What's better than topping Ad Age 's Best Places to Work list? Easy: topping it two years in a row.
The team at Allen & Gerritsen has again demonstrated it's one of the best agency gigs in adland. Since Ad Age last profiled this midsize independent shop, it's been gearing up for a move from its Watertown, Mass., space (which Ad Age visited in an episode of Agency Digs -- see it at AdAge.com) to Boston's emerging Innovation District near the seaport.
Andrew Graff, A&G's president-CEO, said meetings with architects produced strong reactions. "We got comments ranging from, "It reminds me of an insane asylum,' to, "That's the kind of place where I want to work,'" Mr. Graff said.

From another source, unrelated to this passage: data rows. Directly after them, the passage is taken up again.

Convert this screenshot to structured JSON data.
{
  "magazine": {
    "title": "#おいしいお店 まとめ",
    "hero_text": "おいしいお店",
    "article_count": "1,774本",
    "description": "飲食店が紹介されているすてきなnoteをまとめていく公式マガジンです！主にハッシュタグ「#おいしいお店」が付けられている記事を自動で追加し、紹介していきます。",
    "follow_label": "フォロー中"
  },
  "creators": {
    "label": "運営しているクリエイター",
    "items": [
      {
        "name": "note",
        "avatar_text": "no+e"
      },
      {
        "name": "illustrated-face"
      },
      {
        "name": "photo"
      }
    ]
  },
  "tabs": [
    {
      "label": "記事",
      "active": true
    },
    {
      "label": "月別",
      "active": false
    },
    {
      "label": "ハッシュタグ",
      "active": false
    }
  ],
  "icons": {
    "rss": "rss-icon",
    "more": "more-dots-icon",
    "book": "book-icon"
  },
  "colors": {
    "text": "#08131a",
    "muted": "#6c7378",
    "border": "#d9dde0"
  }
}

Mr. Graff said that after the staff has settled into its new digs, the agency -- which recently picked up Papa Gino's New England Pizza and the Los Angeles Zoo as clients -- is set hire 30 to 50 employees in the coming year. That will mean more welcome packages (agency T-shirts, chocolates and maybe some aspirin) for new team members, and more handwritten birthday cards from Mr. Graff, who sends one to every employee.

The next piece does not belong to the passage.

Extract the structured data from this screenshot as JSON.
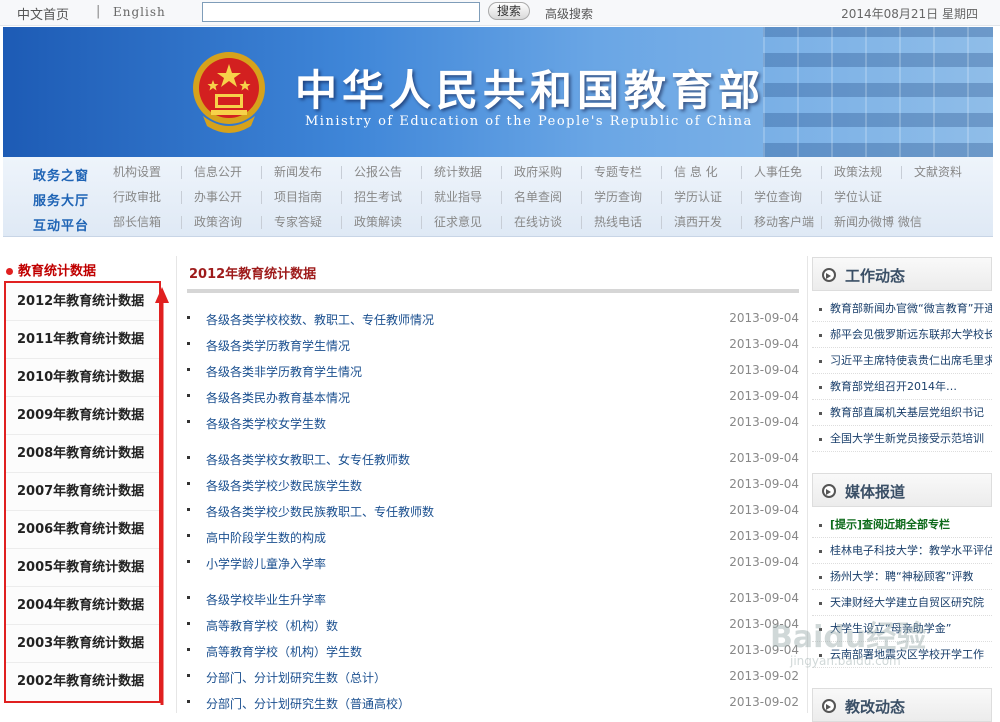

Part of Mr. Graff's approach to courting and keeping a happy staff has been cultivating the internship program. It recently started a competition called Tech Apprentice, modeled after "Celebrity Apprentice," in which hopefuls vie for a spot on Intern Row by demonstrating the most creative use of social media and mobile technology.

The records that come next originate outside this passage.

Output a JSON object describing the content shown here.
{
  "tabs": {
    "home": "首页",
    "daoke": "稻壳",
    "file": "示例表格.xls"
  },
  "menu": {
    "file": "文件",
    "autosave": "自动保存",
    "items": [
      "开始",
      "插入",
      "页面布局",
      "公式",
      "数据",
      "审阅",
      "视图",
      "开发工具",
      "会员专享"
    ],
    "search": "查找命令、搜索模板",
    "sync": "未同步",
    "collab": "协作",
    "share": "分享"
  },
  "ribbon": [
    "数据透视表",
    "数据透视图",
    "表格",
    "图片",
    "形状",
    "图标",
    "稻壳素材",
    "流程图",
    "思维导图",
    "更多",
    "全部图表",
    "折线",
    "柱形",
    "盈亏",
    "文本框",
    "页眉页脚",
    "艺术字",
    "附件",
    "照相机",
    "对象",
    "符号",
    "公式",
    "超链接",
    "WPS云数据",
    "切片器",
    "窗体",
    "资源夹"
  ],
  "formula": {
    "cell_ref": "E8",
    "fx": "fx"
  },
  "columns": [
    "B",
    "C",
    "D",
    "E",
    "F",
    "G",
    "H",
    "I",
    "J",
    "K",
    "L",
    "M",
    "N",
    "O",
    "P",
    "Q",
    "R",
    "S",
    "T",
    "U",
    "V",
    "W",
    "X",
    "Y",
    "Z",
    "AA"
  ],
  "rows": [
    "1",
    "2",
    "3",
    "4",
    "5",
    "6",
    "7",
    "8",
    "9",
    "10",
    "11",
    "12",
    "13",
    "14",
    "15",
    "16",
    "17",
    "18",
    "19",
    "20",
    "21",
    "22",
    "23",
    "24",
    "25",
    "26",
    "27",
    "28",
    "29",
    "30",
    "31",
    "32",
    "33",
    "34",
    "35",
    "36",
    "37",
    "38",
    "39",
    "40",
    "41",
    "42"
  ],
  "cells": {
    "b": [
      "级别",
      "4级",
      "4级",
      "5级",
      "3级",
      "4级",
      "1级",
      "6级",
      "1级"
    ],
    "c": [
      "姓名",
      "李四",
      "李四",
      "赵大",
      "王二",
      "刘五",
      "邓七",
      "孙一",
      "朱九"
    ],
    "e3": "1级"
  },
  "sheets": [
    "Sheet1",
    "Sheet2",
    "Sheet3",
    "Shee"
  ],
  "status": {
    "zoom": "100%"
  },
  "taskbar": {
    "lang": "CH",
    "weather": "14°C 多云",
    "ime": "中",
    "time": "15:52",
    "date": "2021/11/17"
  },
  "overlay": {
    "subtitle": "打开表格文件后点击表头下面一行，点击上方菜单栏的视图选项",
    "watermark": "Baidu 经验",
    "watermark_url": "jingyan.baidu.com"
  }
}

Mr. Graff said understanding and managing young tech natives, as well as making the agency interesting to them, is crucial to being part of advertising's advertising. Interns appreciate that .
"Interns aren't [relegated to] filing cabinets and coffee pots but rather are treated as real employees," one intern wrote in the survey. "The intern program ... really caters to enriching us with opportunities and realistic experiences."